■ **WORK REQUEST**
In the entries below, identify every line with the string "JSON" and copy it.
•••••
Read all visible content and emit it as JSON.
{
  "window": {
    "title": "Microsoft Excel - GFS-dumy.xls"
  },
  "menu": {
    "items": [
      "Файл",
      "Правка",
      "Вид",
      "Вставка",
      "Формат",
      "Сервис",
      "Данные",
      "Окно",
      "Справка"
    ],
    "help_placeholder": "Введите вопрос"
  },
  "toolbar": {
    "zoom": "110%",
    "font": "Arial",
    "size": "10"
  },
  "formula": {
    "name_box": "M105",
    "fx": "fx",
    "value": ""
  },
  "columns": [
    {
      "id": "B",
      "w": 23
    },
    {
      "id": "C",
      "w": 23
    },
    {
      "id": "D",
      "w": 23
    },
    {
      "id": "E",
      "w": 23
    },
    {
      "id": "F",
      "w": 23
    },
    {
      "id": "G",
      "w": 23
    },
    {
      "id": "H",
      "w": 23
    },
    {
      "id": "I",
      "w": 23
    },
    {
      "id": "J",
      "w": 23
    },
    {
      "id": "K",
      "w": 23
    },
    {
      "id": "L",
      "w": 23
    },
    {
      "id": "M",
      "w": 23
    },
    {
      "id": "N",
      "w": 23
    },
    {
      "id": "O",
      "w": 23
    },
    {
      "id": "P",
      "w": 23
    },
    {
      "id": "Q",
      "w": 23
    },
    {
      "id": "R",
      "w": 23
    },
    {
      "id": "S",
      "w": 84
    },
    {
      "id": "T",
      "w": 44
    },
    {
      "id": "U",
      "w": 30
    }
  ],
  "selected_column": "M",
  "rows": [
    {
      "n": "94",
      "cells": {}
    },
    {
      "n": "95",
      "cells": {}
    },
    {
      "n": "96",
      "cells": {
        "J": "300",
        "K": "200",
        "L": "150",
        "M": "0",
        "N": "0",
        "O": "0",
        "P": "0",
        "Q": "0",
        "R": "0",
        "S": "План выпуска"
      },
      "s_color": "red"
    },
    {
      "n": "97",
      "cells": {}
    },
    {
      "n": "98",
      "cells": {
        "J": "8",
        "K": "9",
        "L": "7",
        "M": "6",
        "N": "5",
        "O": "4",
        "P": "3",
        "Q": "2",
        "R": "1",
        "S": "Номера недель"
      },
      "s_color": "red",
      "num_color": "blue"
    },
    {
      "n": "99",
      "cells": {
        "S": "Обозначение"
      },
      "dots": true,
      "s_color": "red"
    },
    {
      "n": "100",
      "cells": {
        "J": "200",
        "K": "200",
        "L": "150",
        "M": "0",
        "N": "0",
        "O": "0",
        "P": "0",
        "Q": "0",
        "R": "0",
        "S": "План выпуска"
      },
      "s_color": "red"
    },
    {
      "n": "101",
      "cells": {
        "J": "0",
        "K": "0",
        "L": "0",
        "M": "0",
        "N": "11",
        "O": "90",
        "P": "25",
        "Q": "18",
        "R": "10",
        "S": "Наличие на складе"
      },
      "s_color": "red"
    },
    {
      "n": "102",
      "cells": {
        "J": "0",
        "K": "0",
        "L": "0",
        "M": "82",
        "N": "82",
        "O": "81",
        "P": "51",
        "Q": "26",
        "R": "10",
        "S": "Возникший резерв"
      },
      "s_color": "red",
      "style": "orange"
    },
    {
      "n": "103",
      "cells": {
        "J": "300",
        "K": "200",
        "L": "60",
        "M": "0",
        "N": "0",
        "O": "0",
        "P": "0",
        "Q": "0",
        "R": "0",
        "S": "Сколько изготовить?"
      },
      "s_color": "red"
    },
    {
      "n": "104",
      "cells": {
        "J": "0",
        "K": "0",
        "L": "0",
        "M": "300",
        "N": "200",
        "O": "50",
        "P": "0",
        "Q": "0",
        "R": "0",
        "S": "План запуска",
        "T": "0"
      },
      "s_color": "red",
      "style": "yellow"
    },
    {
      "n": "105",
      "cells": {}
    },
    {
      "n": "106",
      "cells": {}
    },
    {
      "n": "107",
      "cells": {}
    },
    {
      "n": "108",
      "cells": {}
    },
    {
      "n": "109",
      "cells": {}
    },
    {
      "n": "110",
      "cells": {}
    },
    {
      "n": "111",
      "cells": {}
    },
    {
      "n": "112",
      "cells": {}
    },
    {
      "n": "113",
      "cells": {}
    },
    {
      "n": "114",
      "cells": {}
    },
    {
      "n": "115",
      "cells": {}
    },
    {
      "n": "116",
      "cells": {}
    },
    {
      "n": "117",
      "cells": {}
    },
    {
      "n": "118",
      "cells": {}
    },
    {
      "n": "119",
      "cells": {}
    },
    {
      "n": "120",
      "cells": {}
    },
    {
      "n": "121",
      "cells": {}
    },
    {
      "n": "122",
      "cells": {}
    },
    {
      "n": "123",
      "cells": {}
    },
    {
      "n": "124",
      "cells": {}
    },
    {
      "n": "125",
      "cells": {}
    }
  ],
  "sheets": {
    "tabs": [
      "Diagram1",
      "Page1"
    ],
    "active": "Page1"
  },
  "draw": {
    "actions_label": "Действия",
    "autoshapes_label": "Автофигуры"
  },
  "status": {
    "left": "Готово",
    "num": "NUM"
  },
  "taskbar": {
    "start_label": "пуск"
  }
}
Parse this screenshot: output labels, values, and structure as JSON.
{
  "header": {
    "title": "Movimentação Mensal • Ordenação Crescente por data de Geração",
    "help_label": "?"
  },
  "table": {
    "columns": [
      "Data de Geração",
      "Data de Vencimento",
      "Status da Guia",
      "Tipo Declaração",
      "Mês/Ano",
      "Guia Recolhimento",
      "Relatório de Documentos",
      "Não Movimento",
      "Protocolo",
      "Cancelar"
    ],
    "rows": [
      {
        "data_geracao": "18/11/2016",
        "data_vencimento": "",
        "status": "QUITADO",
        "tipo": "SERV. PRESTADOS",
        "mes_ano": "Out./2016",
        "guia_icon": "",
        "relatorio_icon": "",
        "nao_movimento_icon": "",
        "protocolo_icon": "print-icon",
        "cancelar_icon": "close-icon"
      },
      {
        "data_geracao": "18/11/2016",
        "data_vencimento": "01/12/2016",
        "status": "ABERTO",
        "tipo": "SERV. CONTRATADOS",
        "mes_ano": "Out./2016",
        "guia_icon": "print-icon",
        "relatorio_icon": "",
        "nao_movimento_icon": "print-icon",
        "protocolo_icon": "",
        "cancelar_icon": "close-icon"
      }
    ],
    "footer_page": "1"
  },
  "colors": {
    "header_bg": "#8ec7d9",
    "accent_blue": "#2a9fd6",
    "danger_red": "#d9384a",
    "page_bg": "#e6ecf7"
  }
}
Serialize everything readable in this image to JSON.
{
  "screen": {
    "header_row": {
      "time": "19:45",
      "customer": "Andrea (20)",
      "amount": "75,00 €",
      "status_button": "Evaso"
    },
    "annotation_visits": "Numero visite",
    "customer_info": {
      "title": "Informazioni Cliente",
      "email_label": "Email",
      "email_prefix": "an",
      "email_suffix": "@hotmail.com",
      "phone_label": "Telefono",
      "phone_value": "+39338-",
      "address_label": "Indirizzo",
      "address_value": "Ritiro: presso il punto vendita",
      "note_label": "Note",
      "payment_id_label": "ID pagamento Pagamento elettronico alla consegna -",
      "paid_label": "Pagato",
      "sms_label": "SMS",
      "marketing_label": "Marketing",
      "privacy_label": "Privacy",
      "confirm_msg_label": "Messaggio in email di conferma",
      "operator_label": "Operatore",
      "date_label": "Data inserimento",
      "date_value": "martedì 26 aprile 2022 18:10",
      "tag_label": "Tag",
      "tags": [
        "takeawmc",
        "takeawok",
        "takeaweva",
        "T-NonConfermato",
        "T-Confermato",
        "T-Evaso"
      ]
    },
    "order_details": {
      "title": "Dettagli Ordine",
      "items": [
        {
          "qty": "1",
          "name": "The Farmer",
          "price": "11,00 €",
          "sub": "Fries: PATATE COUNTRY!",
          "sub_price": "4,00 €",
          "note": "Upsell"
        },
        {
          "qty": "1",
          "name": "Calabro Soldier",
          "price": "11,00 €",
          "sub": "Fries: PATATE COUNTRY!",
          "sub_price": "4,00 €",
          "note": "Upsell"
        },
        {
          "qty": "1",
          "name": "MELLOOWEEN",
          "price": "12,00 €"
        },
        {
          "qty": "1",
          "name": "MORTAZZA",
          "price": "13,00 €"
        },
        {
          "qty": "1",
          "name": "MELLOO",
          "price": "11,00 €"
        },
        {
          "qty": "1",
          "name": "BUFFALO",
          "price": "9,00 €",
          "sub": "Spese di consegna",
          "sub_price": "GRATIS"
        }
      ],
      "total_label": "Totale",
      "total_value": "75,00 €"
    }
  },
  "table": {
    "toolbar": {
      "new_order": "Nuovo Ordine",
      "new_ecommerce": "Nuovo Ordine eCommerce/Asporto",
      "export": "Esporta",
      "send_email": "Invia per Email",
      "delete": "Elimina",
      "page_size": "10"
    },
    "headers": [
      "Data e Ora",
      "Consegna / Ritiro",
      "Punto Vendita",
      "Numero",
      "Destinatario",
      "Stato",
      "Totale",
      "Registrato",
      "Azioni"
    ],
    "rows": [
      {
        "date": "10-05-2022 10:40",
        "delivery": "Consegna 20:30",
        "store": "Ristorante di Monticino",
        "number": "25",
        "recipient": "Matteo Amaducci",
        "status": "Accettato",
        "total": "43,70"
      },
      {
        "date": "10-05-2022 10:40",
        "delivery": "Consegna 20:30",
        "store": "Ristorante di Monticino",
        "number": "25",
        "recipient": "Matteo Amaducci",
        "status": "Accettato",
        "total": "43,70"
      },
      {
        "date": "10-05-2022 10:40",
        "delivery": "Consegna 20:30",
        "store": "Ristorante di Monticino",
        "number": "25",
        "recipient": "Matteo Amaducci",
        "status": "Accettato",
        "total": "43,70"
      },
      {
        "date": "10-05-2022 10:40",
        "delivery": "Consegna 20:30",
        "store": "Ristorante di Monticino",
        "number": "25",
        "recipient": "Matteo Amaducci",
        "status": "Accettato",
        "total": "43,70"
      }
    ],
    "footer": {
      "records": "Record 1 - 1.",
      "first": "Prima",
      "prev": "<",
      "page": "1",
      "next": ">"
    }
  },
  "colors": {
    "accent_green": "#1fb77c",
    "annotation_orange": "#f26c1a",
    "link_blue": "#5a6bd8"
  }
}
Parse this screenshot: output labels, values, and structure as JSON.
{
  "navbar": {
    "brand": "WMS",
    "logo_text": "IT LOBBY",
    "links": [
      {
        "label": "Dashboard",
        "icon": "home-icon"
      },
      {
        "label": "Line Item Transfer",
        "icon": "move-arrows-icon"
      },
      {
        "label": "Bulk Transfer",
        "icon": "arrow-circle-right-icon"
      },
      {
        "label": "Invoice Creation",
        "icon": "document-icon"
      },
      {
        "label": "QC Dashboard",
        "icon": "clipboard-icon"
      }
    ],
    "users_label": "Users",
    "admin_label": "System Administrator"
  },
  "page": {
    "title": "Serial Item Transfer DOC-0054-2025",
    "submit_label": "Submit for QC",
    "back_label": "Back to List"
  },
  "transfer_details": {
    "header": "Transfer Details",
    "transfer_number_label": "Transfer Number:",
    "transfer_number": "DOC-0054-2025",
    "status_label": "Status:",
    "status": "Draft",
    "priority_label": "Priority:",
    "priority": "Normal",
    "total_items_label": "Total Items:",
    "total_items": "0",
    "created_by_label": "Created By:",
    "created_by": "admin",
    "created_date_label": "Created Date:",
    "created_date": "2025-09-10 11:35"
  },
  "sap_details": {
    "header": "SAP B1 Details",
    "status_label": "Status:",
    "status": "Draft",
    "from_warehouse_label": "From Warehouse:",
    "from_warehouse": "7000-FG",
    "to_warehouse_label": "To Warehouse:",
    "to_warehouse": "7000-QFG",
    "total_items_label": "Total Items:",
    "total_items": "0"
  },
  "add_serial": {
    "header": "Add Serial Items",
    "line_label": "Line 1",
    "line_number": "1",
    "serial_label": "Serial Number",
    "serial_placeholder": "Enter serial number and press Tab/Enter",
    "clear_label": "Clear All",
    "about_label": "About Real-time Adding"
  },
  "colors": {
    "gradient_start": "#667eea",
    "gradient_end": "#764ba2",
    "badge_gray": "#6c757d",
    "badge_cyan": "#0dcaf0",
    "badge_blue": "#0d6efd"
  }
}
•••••
■ **EXERCISE ANSWER**
Read all visible content and emit it as JSON.
Parse this screenshot: output labels, values, and structure as JSON.
Serialize everything readable in this image to JSON.
Parse this screenshot: output labels, values, and structure as JSON.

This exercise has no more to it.